We understand ourselves and the world through our perceptual power. Perception is our gateway to all that we experience, and thereby the ecological device by which we construe actuality.
The inborn bias to see the world in a particular way also irredeemably shapes our perception, and ultimately our knowledge about the world. ~ American cognitive scientist Christof Koch
The world does not passively impose itself on our mind; rather, it has to be actively interpreted. ~ English developmental psychologist Bruce Hood
Our unconscious doesn’t just interpret sensory data, it enhances it. It has to, because the data our senses deliver is of rather poor quality and must be fixed up in order to be useful. ~ Indian cognitive scientist Vilayanur Ramachandran

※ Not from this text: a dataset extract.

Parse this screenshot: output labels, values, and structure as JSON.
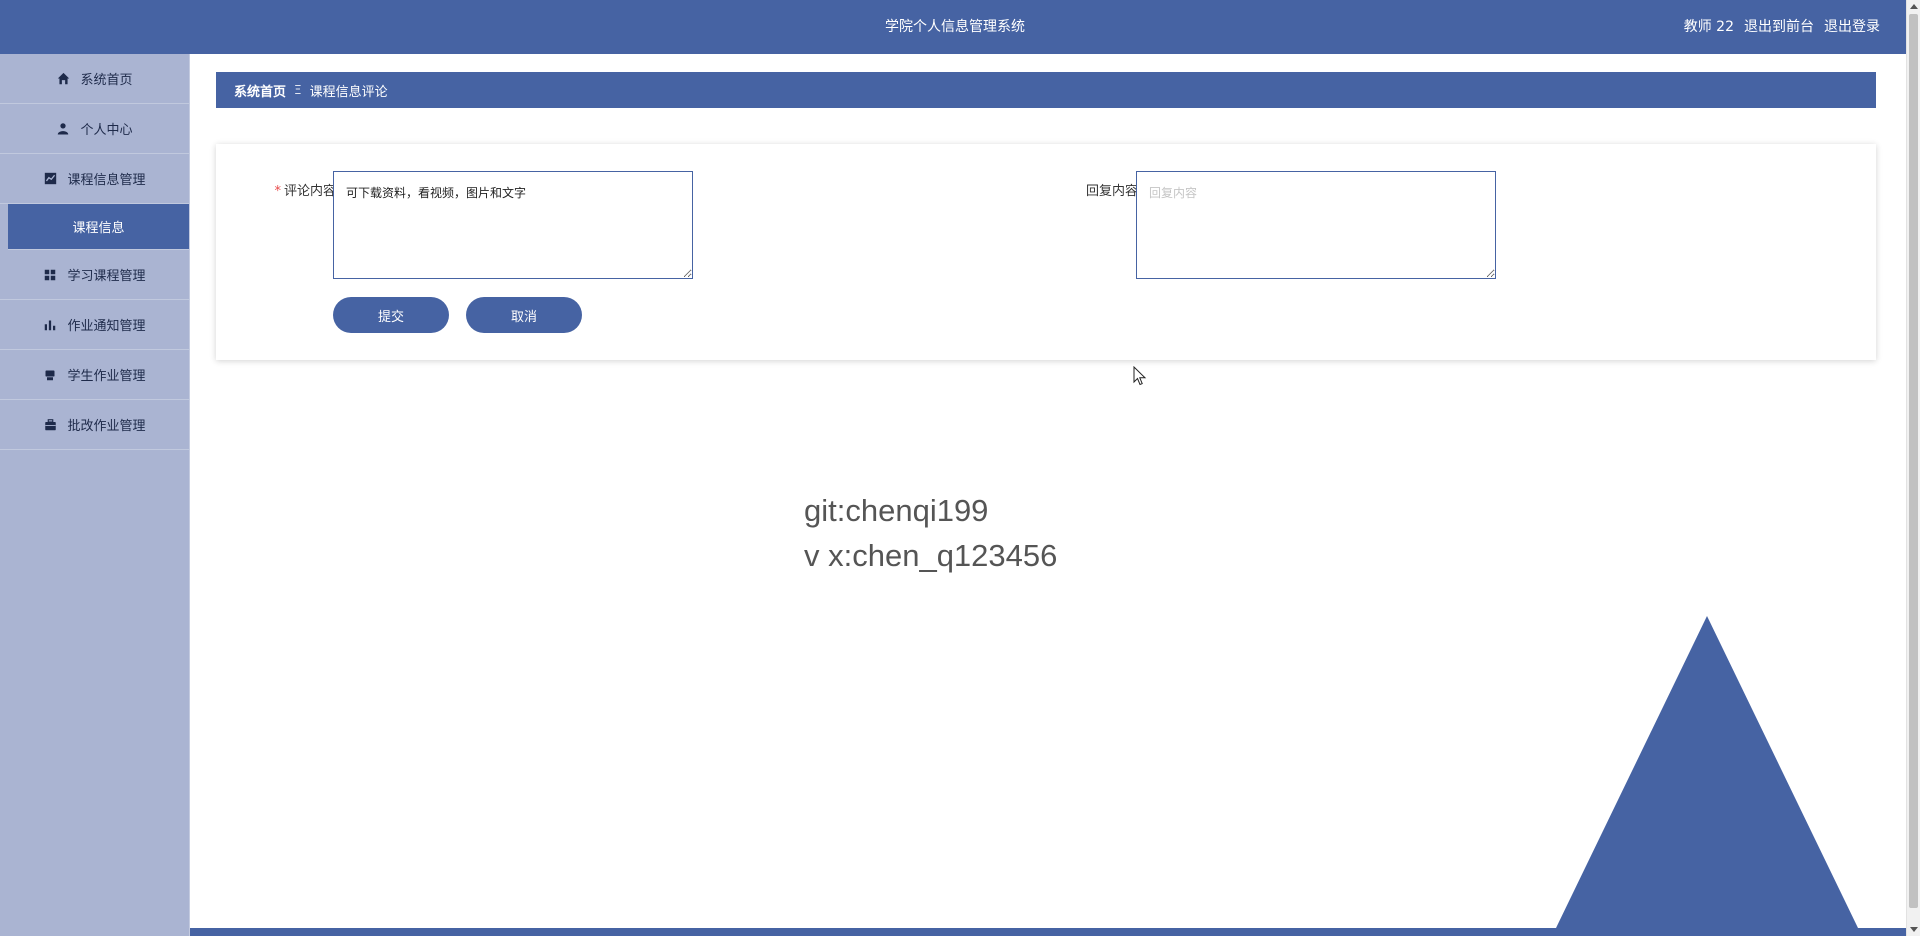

Sensation is the process of garnering information for the mind. Sensation turns sensed stimuli into representational patterns. (The physiological correlate of sensation – translating stimuli in electrochemical nerve signals – is unavailing to understanding. Moreover, perception as brain activity, however measured, is meaningless. Neurobiology is not a science of any significance.)
Perception turns sensed patterns into symbols and makes sense of them. Perception begins by matching a symbol with recalled similars; pattern-matching from memory to categorize. This pattern-matching affords identification.
Perception then proceeds to derive meaning of identified symbols, and to valuate them. Once a mind decides what something is, it then determines if the symbol is worth any more attention than it has already got. If not, the mind moves on to the next abstraction.
Perception is a highly selective subconscious process which fills in missing data bits with conjectures for contextual completion. Hence, the internal representations that comprise our lives are nothing but fabrications.
Perception is a simulation, not reality itself. ~ American psychologist Charles Tart